Tom Standage has written the history of a mechanical chess player that was so successful that people referred to it as "The Turk." Two hundred and thirty-five years ago, Wolfgang von Kempelen put together this machine that looked like a Turkish man seated at a desk with an arm raised over a chessboard. Von Kempelen had his machine play chess with Empress Maria Theresa of Austria, Catherine the Great of Russia, and other famous opponents.
For thirty-five years (until his death), no one could guess the secret of how von Kempelen's machine worked. After von Kempelen's death, The Turk was purchased by Johann Maelzel and played Benjamin Franklin, Napoleon, and Edgar Allen Poe, among others, and still nobody discovered the secret of how it worked.

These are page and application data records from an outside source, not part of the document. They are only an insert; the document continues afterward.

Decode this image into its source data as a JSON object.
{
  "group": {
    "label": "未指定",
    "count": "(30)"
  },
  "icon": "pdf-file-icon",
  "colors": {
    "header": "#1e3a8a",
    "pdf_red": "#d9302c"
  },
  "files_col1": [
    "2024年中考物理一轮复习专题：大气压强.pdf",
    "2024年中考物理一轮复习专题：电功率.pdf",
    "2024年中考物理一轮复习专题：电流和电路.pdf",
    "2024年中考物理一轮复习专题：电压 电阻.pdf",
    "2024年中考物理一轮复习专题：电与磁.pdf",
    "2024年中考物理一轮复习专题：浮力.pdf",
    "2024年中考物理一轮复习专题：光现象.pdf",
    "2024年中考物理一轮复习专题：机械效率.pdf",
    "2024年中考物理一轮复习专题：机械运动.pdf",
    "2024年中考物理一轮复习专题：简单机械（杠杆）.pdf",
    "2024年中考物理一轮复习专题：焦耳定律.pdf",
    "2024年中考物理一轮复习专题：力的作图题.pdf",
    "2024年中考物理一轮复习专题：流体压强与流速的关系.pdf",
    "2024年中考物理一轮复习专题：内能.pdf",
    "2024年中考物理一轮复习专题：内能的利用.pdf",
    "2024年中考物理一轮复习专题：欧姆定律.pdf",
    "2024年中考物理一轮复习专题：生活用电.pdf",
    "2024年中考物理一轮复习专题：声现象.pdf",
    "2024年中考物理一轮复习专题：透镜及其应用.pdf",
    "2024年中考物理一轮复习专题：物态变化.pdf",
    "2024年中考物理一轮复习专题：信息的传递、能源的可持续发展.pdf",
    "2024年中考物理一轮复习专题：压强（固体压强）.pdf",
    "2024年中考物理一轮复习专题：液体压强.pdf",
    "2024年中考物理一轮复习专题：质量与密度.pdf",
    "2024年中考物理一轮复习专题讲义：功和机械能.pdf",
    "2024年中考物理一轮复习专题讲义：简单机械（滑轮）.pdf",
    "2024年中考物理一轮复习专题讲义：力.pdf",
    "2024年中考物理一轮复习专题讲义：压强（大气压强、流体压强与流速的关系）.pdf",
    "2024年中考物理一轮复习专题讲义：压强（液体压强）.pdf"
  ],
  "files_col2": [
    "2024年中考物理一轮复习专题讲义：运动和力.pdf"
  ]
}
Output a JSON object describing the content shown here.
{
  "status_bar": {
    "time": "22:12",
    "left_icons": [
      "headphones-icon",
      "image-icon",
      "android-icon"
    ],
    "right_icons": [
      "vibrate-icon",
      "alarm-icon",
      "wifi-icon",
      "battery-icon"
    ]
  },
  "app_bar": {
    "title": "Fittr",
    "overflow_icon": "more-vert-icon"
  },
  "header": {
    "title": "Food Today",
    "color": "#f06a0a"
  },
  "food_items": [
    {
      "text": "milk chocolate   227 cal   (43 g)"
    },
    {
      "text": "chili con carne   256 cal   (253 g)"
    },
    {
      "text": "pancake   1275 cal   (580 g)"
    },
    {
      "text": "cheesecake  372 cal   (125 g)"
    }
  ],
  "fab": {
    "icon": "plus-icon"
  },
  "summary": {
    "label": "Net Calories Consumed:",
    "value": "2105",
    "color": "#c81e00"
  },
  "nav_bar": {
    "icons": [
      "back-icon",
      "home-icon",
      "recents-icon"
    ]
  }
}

After Maelzel's death in 1838, Edgar Allen Poe's doctor purchased The Turk. His son finally revealed how it worked. The Turk was destroyed in a fire in 1854. Almost one hundred and twenty years later, someone started an eighteen-year project to build a replica of The Turk. This fascinating story will keep you guessing as you read about The Turk beating opponent after opponent.
This report prepared by Maurice A. Williams